Letters to the Editor

Nursing homes, political ambition, IRS

Protect nursing home patients

Re “Nursing homes unmasked” (Page A1, Nov. 9): This article was of great concern to me, having worked in the health care industry for the last five years. There are tens of thousands of people living in nursing facilities across the state. Many of these people, who are disabled and elderly, do not have any way to advocate for quality care, and they are completely dependent on those that take care of them.

Family members may try to get better care for a loved one, but this is a problem that cannot be fixed individually. The system is not working. Leadership needs to take a hard look at their corporate values and how it impacts patient care. Their business model, which is oftentimes more focused on profit, is hurting the vulnerable people that these companies are supposed to protect.

Julie Anderson, Roseville

Why point out religion

Re “Who owns California’s nursing homes” (Page A1, Nov. 10): Kudos to a very thorough series of articles on a very important topic given that many of us baby boomers are heading in the direction of requiring nursing-home care. I was, however, insulted that you elected to indicate the religion of only one of the owners being investigated. To point out that one is Jewish without indicating the religion of any other owners makes it appear that this explains the questionable business behavior. And, I really don’t care where his daughter was married. Just saying.

Hope Rabinovitz, Sacramento

First-rate reporting

The comprehensive and timely investigation was first-rate reporting. I can only imagine the hours and frustrations the reporters experienced. The regulators are failing their responsibilities, which I had no idea until The Sacramento Bee’s series. Reporters and articles like this keep me a subscriber.

Pat Fitzsimmons, Davis

Looking out for taxpayers?

Re “A politician looking out for taxpayers – what a concept” (Viewpoints, Foon Rhee, Nov. 11): It took a week for The Sacramento Bee to do its first hit piece on Kevin McCarty. He is blamed for running for the state Assembly from his position as a Sacramento city councilman. He should not have run for City Council two years ago? He should not have run for Assembly? Oh, having done both, he should pay for the election of his successor on the council. That is The Bee’s contention. Foon Rhee is not “thrilled” when he has to help pay for the election. Really? We pay for every candidate’s political ambition. We value the election process and are willing to pay for it. I am sorry that The Bee does not and is not.
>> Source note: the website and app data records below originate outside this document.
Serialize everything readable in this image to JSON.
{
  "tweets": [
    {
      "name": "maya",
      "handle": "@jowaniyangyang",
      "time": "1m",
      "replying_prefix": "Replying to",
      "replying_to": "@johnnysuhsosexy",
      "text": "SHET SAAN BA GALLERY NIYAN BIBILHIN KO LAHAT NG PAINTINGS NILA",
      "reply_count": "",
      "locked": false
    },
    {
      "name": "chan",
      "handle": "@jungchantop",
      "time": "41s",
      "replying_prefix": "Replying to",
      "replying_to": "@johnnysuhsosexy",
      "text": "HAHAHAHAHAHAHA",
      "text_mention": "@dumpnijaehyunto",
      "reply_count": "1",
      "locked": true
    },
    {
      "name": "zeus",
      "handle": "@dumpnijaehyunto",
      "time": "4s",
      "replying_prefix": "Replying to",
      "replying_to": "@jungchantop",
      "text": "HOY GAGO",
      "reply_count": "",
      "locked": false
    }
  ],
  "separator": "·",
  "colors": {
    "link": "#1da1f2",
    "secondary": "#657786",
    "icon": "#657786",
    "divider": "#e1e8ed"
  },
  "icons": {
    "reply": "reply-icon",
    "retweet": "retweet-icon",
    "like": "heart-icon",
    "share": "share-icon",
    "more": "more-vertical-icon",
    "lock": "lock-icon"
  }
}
James Speakman, Sacramento

Dismayed at IRS

Re “IRS allows big earners to pump up Roth IRAs” (Business, Page D5, Nov. 9): I was dismayed to see that the IRS has instituted another perquisite for those who already receive more than those who can only dream of the high six-figures or occasional tax break. Plus, the IRS allows this earlier than usual. What is the reason for the change?

Joanne North, Sacramento

Limits on California’s growth

To what avail is water conservation when our state’s growth is unchecked? About 500 houses are going into my neighborhood in the Curtis Park area. What do any of my water conservation measures mean then?

Efforts to control our population will certainly be met with fierce and hateful rhetoric, perhaps from those whose business is involved in population growth. However, can we deny that California’s water is not only finite, but in ever shrinking supply? What crisis will we face if we permit growth as our snowpacks decline?

Tom McElheney, Sacramento

Will miss campaign cartoons

Re Jack Ohman’s election cartoons: Can’t say I will miss the Ose/Bera campaign ads. I considered taping them and sending them to people I don’t like, but my better angels got to me. I will miss Jack Ohman’s campaign cartoons. The best of the lot was the kid peering into the pool and, with two words, Jack summed up the entire governor’s race: “Mr. Kashkari?”

Roger Peterson, Rocklin


Find them at:



Online form (preferred):


Other: Letters, P.O. Box 15779,

Sacramento, CA 95852

150-word limit. Include name, address and phone number. Letters may be edited for clarity, brevity and content.